Spin Control: 2014 Washington political predictions
As it has in some past years, Spin Control looks into the crystal ball for the first Sunday of 2014 to predict the year ahead. Regular readers might notice that some predictions seem familiar, like they’ve read them before. They have, but it doesn’t mean we are plagiarizing ourselves; we’re just contributing to Spokane’s recycling rate with things that happen all the time.
So, as Bullwinkle used to say: “Eenie, meanie, chili beanie …”
Prediction 1: Last week’s major winter storm, which was somehow more catastrophic because it happened to parts of the country where national media types live, will be used by some as proof global warming doesn’t exist. They will completely ignore the difference between “weather” and “climate.”
Prediction 2: Gov. Jay Inslee will call for the Legislature to “focus like a laser beam” on transportation. The Legislature will focus on transportation like the Hubble Telescope before it was fixed.
Prediction 3: Candidates with no political experience will file for county, legislative or congressional office, saying they are running at the urging of friends and neighbors and just want to give back to their community. They will be solidly in favor of more jobs and insist “children are our future,” but will be unable to explain how government can tax less and live within its means while implementing new programs they propose to help schools, fix roads or stimulate business. They will lose unless they run against candidates who say the same things but have less money.
Prediction 4: Inslee will call for the Legislature to “focus like a laser beam” on education. The Legislature will focus on education like someone with myopia before visiting the ophthalmologist.

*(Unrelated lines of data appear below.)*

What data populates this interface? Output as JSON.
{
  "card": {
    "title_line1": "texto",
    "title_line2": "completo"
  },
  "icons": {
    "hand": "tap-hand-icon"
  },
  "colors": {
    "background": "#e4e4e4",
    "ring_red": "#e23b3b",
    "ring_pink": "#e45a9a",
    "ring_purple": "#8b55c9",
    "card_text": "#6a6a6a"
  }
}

Prediction 5: Touting their role as government watchdogs, Tim Eyman and company will use up a dozen or more numbers for initiatives by submitting proposals to restrict how the state collects taxes or spends money. The proposals will be hard to tell apart because they’ll be slight variations of the same basic idea.
Prediction 6: Legislators who don’t like Eyman will propose changes to the state’s initiative law to make it more expensive to file an initiative or more difficult to qualify for the ballot. They will denounce the commercialization of the initiative process. Eyman will accuse them of stifling grass-roots democracy. Initiative laws will not change.
Prediction 7: Inslee will call for the Legislature to “focus like a laser beam” on energy and the environment. The Legislature will focus on energy and the environment like a French Impressionist painting a landscape.
Prediction 8: A section of the country this summer will set records for high temperatures and will be used by some people as proof that global warming is real. They will completely ignore the difference between “weather” and “climate.”
Prediction 9: Washington’s fall ballot will contain initiatives that national political groups consider a test case for legislation they would like to see around the country. The campaigns will draw millions of dollars from out-of-state sources, prompting each side to claim the other is trying to buy the election and subvert democracy.
Prediction 10: To the cheers of progressive groups around the state, a liberal Democrat in the Legislature will propose a state income tax as a fairer, less regressive tax. It won’t pass, but Republicans will say it is proof Democrats are tax-crazy.
Prediction 11: To the cheers of business groups around the state, a conservative Republican will propose the state scrap its workers compensation system in favor of “three-way” insurance. It won’t pass, but Democrats will say it is proof Republicans hate working people.
Prediction 12: Implementing Washington’s recreational marijuana law will continue to give reporters and headline writers chances to make plays on words like “pot,” “weed” or “joint.” Readers will stop thinking they are funny several months before the journalists do.
Prediction 13: Washington’s congressional delegation will labor mightily to make permanent the federal income tax deduction for sales tax in states without an income tax. (The deduction must be reinstated by the end of the year to be available to folks filling out their tax forms in 2015.) The delegation will point out the fairness and economic advantage of making the deduction permanent, just like state income tax is. Congress will dither on tax reform for most of 2014, and sometime late in the year the Washington delegation will announce a deal – to extend the state sales tax deduction for another year or two.
Prediction 14: Inslee will call for the Legislature to “focus like a laser beam” on jobs. The Legislature will indeed focus like a laser beam on a certain group of jobs: their own.
Spin Control, a weekly column by political reporter Jim Camden, also appears online with daily items and reader comments at spokesman.com/spincontrol.